8 Great Modern Masters - Page 7

Mid-century architects whose efforts gave Northern California its characteristic look and meaning
8 Great Modern Masters
8 Great Modern Masters
Jack Hillmer and the Ludekens house, Belvedere (1951).

6. JACK HILLMER

Scratch the typical design architect and you'll find an artist inside. With Jack Hillmer you didn't have to scratch. He entered the profession intending to be an artist, and never got a professional license—because how can you license an artist? He never made much money in the field, and said he didn't care about money.
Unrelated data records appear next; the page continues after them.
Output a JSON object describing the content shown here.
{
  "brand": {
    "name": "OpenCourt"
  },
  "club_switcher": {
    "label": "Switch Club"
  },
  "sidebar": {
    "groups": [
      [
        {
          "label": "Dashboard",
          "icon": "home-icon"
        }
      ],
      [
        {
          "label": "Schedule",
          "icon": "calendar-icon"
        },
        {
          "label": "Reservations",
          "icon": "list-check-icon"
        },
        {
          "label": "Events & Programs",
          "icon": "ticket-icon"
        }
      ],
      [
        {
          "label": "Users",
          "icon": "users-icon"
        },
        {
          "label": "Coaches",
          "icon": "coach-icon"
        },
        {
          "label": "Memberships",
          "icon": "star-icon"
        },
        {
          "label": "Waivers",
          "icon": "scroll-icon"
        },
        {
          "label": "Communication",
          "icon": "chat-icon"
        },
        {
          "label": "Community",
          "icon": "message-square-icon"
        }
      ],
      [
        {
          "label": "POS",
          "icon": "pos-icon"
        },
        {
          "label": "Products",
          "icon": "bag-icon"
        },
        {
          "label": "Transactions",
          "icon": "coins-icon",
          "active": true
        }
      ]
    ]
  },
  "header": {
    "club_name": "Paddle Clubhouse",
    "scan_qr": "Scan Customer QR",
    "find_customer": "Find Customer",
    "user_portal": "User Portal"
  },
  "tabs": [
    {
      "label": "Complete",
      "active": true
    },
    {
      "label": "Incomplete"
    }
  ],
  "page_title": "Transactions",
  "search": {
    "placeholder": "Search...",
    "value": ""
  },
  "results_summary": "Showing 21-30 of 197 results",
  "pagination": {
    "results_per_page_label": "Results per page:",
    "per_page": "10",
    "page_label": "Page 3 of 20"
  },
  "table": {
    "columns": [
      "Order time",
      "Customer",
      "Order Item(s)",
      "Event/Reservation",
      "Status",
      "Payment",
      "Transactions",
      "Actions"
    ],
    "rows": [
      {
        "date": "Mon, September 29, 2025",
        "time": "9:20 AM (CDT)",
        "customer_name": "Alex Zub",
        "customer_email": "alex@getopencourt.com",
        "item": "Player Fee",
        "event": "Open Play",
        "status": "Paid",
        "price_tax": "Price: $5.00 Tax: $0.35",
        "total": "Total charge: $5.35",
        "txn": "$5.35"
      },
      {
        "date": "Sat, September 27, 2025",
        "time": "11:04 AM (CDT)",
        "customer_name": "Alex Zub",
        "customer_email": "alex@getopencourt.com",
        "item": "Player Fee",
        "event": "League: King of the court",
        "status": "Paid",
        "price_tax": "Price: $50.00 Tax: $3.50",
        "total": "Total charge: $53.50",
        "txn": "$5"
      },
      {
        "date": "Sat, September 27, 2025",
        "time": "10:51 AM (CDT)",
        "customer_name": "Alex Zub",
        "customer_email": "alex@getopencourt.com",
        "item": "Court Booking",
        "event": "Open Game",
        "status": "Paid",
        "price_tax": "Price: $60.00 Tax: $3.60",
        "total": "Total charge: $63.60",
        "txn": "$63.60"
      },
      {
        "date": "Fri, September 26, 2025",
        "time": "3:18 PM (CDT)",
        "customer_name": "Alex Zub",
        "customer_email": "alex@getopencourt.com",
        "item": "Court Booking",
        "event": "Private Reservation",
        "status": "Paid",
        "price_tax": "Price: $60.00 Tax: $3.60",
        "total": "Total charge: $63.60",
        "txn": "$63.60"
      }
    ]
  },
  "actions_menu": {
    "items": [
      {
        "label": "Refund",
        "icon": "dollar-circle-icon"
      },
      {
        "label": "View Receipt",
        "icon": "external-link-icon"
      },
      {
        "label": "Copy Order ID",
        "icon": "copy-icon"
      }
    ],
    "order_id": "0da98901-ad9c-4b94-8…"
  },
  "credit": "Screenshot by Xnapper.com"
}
Hillmer (1918-2007) completed fewer than a dozen houses, but won fame among cognoscenti for their quality. They were a blend of true Bay Area woodsiness with geometric precision and brave engineering, with beams supporting bold cantilevered decks.

Hillmer sometimes virtually lived on site during construction of his houses and attended to every detail. He avoided exposed hardware, attended to patterns affected by light at different times of the day, and created houses of heavy, unfinished redwood timbering that nonetheless seem to float.
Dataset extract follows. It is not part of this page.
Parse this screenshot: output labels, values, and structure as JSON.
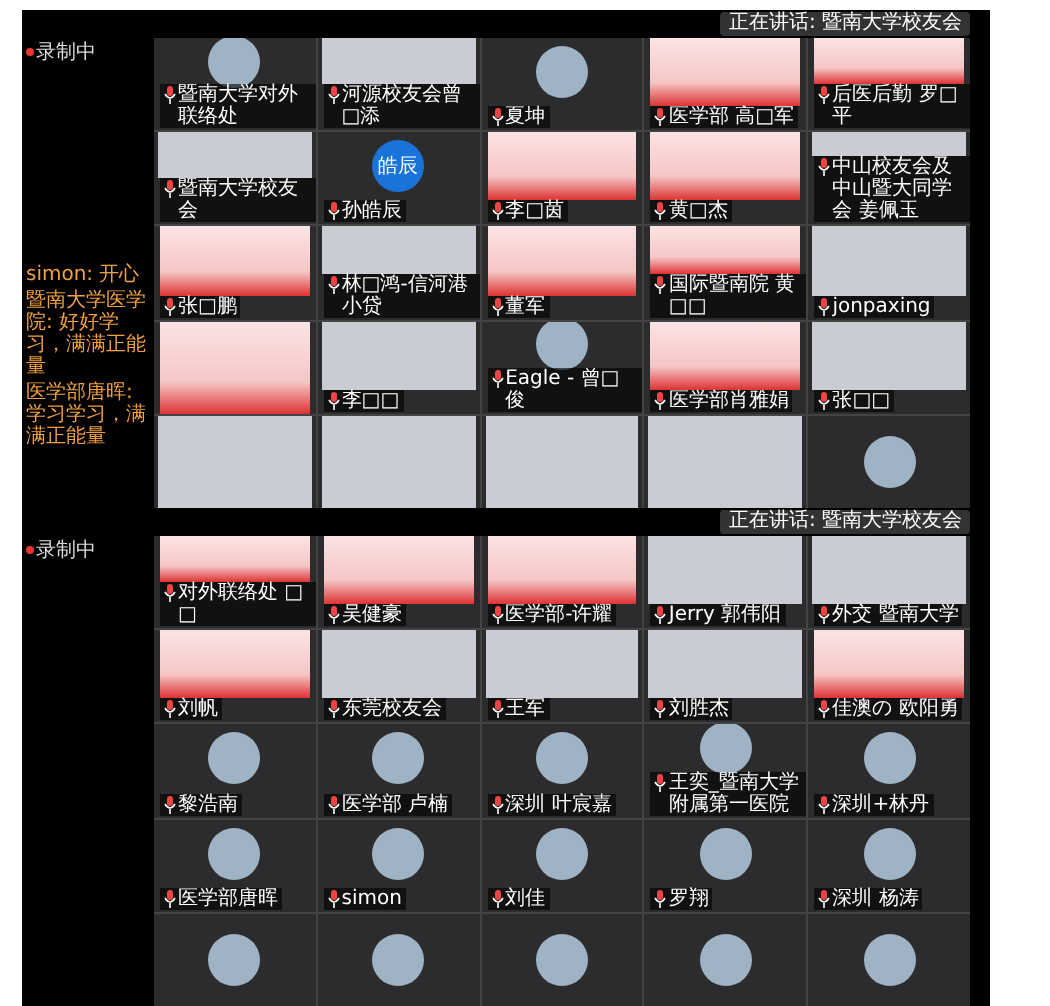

"I like to use the wood raw, with no finish on it so you can see the sheen of the wood, the texture of the wood," he said in a 2003 interview. The aroma of the wood was very much part of his architecture.

He was equally attentive to stone, traveling to the quarry to choose the right granite slab, and tinting the concrete floor of one house to match the color of a bayside boulder just below.

Hillmer, with his friend and onetime partner Warren Callister, shared an office for a time in the 1940s with Eichler's architects Anshen and Allen. Hillmer recalled Anshen as the only architect in town who urged Callister and himself to stay and work in the region.

There's another link between Hillmer and Eichler. Like Joe, Jack lived for a time in the Frank Lloyd Wright-designed Bazett house in Hillsborough. Both took inspiration from it.

Hillmer's spiritual side comes across in his houses, which, despite their bold gestures and tough materials, have an ascetic presence. About his 1951 Ludekens house in Marin, Architectural Forum wrote that everyone who saw it, from Bill Wurster to the material suppliers, "liked it because it lifted them out of themselves."